▸ **WORK TASK**
Restate the records in their entirety, word for word.

▸ **MATERIAL FOR THE TASK**
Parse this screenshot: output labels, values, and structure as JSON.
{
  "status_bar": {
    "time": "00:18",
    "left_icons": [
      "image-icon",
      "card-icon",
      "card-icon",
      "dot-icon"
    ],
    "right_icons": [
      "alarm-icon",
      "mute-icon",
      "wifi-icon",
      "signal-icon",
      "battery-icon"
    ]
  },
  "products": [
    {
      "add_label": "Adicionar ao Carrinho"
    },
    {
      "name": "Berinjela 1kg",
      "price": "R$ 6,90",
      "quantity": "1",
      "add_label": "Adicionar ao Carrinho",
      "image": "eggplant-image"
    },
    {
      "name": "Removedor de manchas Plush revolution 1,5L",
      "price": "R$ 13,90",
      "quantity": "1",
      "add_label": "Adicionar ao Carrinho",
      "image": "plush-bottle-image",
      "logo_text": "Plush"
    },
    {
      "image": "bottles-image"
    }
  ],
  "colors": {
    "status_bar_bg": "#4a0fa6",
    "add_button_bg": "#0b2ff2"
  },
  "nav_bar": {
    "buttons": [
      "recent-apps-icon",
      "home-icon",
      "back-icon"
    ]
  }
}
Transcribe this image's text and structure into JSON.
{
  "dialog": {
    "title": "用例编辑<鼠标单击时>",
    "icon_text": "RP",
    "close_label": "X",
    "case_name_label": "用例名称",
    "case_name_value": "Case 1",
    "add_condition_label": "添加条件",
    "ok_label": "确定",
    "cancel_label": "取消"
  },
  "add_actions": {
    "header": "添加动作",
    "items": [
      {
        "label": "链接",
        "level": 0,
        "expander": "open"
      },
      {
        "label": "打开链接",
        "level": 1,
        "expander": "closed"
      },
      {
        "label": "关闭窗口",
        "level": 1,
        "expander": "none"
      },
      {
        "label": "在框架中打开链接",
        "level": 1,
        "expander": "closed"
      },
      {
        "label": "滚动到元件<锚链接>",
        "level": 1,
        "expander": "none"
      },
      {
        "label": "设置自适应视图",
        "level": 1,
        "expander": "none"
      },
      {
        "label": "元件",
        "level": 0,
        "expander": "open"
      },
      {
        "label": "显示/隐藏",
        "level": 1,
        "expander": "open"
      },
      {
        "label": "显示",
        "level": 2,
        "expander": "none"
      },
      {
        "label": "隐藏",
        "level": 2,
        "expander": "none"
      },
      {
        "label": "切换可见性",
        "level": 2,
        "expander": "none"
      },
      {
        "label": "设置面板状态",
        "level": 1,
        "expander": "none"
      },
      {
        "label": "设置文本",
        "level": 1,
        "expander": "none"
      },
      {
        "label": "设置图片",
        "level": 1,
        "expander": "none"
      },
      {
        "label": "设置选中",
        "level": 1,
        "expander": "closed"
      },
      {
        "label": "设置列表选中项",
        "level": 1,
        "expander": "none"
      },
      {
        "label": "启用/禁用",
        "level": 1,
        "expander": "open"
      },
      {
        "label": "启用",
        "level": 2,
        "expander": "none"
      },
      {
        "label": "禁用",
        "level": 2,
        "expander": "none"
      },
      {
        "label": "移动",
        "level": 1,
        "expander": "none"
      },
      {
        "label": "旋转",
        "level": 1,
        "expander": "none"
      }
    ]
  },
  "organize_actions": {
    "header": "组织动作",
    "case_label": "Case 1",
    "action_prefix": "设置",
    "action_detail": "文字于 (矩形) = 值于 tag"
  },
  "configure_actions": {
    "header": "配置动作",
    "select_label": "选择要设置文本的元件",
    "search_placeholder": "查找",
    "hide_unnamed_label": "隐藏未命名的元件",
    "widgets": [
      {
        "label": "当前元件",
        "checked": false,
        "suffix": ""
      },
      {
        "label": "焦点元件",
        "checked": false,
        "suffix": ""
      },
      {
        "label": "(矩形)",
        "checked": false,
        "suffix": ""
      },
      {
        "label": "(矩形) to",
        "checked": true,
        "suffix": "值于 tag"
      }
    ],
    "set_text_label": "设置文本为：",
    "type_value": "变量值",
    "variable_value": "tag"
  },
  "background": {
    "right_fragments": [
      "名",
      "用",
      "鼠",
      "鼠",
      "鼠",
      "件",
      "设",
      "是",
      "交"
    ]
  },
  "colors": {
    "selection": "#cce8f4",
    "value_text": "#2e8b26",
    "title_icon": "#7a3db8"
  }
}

▸ **RESULT OF THIS EXERCISE**
Parse this screenshot: output labels, values, and structure as JSON.
{
  "status_bar": {
    "time": "00:18",
    "left_icons": [
      "image-icon",
      "card-icon",
      "card-icon",
      "dot-icon"
    ],
    "right_icons": [
      "alarm-icon",
      "mute-icon",
      "wifi-icon",
      "signal-icon",
      "battery-icon"
    ]
  },
  "products": [
    {
      "add_label": "Adicionar ao Carrinho"
    },
    {
      "name": "Berinjela 1kg",
      "price": "R$ 6,90",
      "quantity": "1",
      "add_label": "Adicionar ao Carrinho",
      "image": "eggplant-image"
    },
    {
      "name": "Removedor de manchas Plush revolution 1,5L",
      "price": "R$ 13,90",
      "quantity": "1",
      "add_label": "Adicionar ao Carrinho",
      "image": "plush-bottle-image",
      "logo_text": "Plush"
    },
    {
      "image": "bottles-image"
    }
  ],
  "colors": {
    "status_bar_bg": "#4a0fa6",
    "add_button_bg": "#0b2ff2"
  },
  "nav_bar": {
    "buttons": [
      "recent-apps-icon",
      "home-icon",
      "back-icon"
    ]
  }
}
Transcribe this image's text and structure into JSON.
{
  "dialog": {
    "title": "用例编辑<鼠标单击时>",
    "icon_text": "RP",
    "close_label": "X",
    "case_name_label": "用例名称",
    "case_name_value": "Case 1",
    "add_condition_label": "添加条件",
    "ok_label": "确定",
    "cancel_label": "取消"
  },
  "add_actions": {
    "header": "添加动作",
    "items": [
      {
        "label": "链接",
        "level": 0,
        "expander": "open"
      },
      {
        "label": "打开链接",
        "level": 1,
        "expander": "closed"
      },
      {
        "label": "关闭窗口",
        "level": 1,
        "expander": "none"
      },
      {
        "label": "在框架中打开链接",
        "level": 1,
        "expander": "closed"
      },
      {
        "label": "滚动到元件<锚链接>",
        "level": 1,
        "expander": "none"
      },
      {
        "label": "设置自适应视图",
        "level": 1,
        "expander": "none"
      },
      {
        "label": "元件",
        "level": 0,
        "expander": "open"
      },
      {
        "label": "显示/隐藏",
        "level": 1,
        "expander": "open"
      },
      {
        "label": "显示",
        "level": 2,
        "expander": "none"
      },
      {
        "label": "隐藏",
        "level": 2,
        "expander": "none"
      },
      {
        "label": "切换可见性",
        "level": 2,
        "expander": "none"
      },
      {
        "label": "设置面板状态",
        "level": 1,
        "expander": "none"
      },
      {
        "label": "设置文本",
        "level": 1,
        "expander": "none"
      },
      {
        "label": "设置图片",
        "level": 1,
        "expander": "none"
      },
      {
        "label": "设置选中",
        "level": 1,
        "expander": "closed"
      },
      {
        "label": "设置列表选中项",
        "level": 1,
        "expander": "none"
      },
      {
        "label": "启用/禁用",
        "level": 1,
        "expander": "open"
      },
      {
        "label": "启用",
        "level": 2,
        "expander": "none"
      },
      {
        "label": "禁用",
        "level": 2,
        "expander": "none"
      },
      {
        "label": "移动",
        "level": 1,
        "expander": "none"
      },
      {
        "label": "旋转",
        "level": 1,
        "expander": "none"
      }
    ]
  },
  "organize_actions": {
    "header": "组织动作",
    "case_label": "Case 1",
    "action_prefix": "设置",
    "action_detail": "文字于 (矩形) = 值于 tag"
  },
  "configure_actions": {
    "header": "配置动作",
    "select_label": "选择要设置文本的元件",
    "search_placeholder": "查找",
    "hide_unnamed_label": "隐藏未命名的元件",
    "widgets": [
      {
        "label": "当前元件",
        "checked": false,
        "suffix": ""
      },
      {
        "label": "焦点元件",
        "checked": false,
        "suffix": ""
      },
      {
        "label": "(矩形)",
        "checked": false,
        "suffix": ""
      },
      {
        "label": "(矩形) to",
        "checked": true,
        "suffix": "值于 tag"
      }
    ],
    "set_text_label": "设置文本为：",
    "type_value": "变量值",
    "variable_value": "tag"
  },
  "background": {
    "right_fragments": [
      "名",
      "用",
      "鼠",
      "鼠",
      "鼠",
      "件",
      "设",
      "是",
      "交"
    ]
  },
  "colors": {
    "selection": "#cce8f4",
    "value_text": "#2e8b26",
    "title_icon": "#7a3db8"
  }
}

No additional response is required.